Listen to the Recess! Clip
Liking Poetry Transcript
Little ones’ preferences in food have nothing to do with “should.” Take popsicles and corn pops and full sugar baby-yo. Those, Cora likes. Or take spinach and scrambled eggs. Those, she doesn’t. And why or why not, who cares?
Now before you go to school, it’s the same with things you read. You may remember that as a five year old you liked “The Just So Stories,” and you didn’t like “Grimm’s Fairy Tales.” Why? You just did or didn’t, that’s all. But once you start meeting stories–and poems, which is what I’m really talking about–in school you get the idea that just because they’ve made it this far, they must be good. And you’re supposed to appreciate what’s good, right? But what if you don’t?
Well, when you’re in elementary school, that probably won’t bother you much. But if you’re an earnest, teacher-pleasing sort of child, if you aren’t enjoying the poems in your English texts by the time you get to high school, you’ll start feeling there’s something wrong with you. And because you don’t like feeling that way, you’ll naturally start avoiding poetry, and finally you may conclude, out of cussedness if the truth be known, that okay then, you don’t like any poems.
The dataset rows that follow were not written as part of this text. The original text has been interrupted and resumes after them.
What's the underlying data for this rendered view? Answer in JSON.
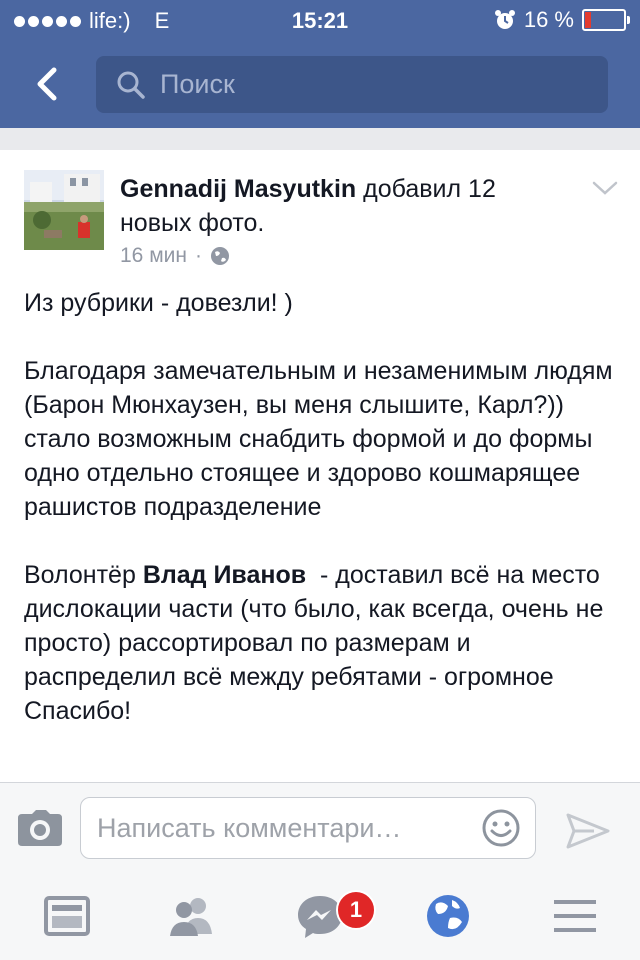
{
  "status_bar": {
    "carrier": "life:)",
    "network": "E",
    "time": "15:21",
    "battery_percent": "16 %",
    "battery_level": 0.16
  },
  "nav": {
    "search_placeholder": "Поиск"
  },
  "post": {
    "author": "Gennadij Masyutkin",
    "action": "добавил 12 новых фото.",
    "time_ago": "16 мин",
    "separator": "·",
    "paragraphs": {
      "p1": "Из рубрики - довезли! )",
      "p2": "Благодаря замечательным и незаменимым людям (Барон Мюнхаузен, вы меня слышите, Карл?)) стало возможным снабдить формой и до формы одно отдельно стоящее и здорово кошмарящее рашистов подразделение",
      "p3_prefix": "Волонтёр ",
      "p3_name": "Влад Иванов",
      "p3_rest": "  - доставил всё на место дислокации части (что было, как всегда, очень не просто) рассортировал по размерам и распределил всё между ребятами - огромное Спасибо!"
    }
  },
  "comment": {
    "placeholder": "Написать комментари…"
  },
  "tabs": {
    "messages_badge": "1"
  },
  "colors": {
    "header": "#4b67a1",
    "search_field": "#3d5689",
    "badge": "#e02727",
    "globe_active": "#4a7bd1"
  },
  "icons": [
    "back-chevron-icon",
    "search-icon",
    "chevron-down-icon",
    "globe-icon",
    "camera-icon",
    "smiley-icon",
    "send-icon",
    "news-feed-icon",
    "friends-icon",
    "messenger-icon",
    "notifications-globe-icon",
    "menu-icon"
  ]
}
And you won’t be the only one. Lots of people decide they don’t like poetry, especially after getting a low grade on some paper because they guessed wrong about what some poem or other was supposed to mean.
But let’s rewind the tape. The truth is that words in general and poetry in particular aren’t for school. They’re for, among other things, fun. And fun’s personal. Two year olds know that. That’s why they’ll sit on your lap and point to the pictures as you read, say, Milne or Shel Silverstein to them. It’s also why they’ll throw certain other books over their shoulders and if you start in on one of those anyway, make it perfectly clear they aren’t interested.
Here’s something I know for sure about poetry. There wasn’t any point in your life after which you lost the right to have your own taste. And once you realize that, then you’re free to look around without worrying that you’ll come up short. Here’s how it works. Imagine being in a room with 100 people, any 100 people. How many of them, do you think, are going to be your soul mates? Two? Three? Well, it’s no different if the 100 people happen to be published poets. In other words, poets are just as varied as anyone else, and if you think you don’t like poetry, you just haven’t met the right poets, and all you need to do is to keep looking. And if you persist, some day you’ll find yourself picking up a book and shoving it out in front of you to your mommy self, gesturing in complete glee, HERE! Read me THIS one.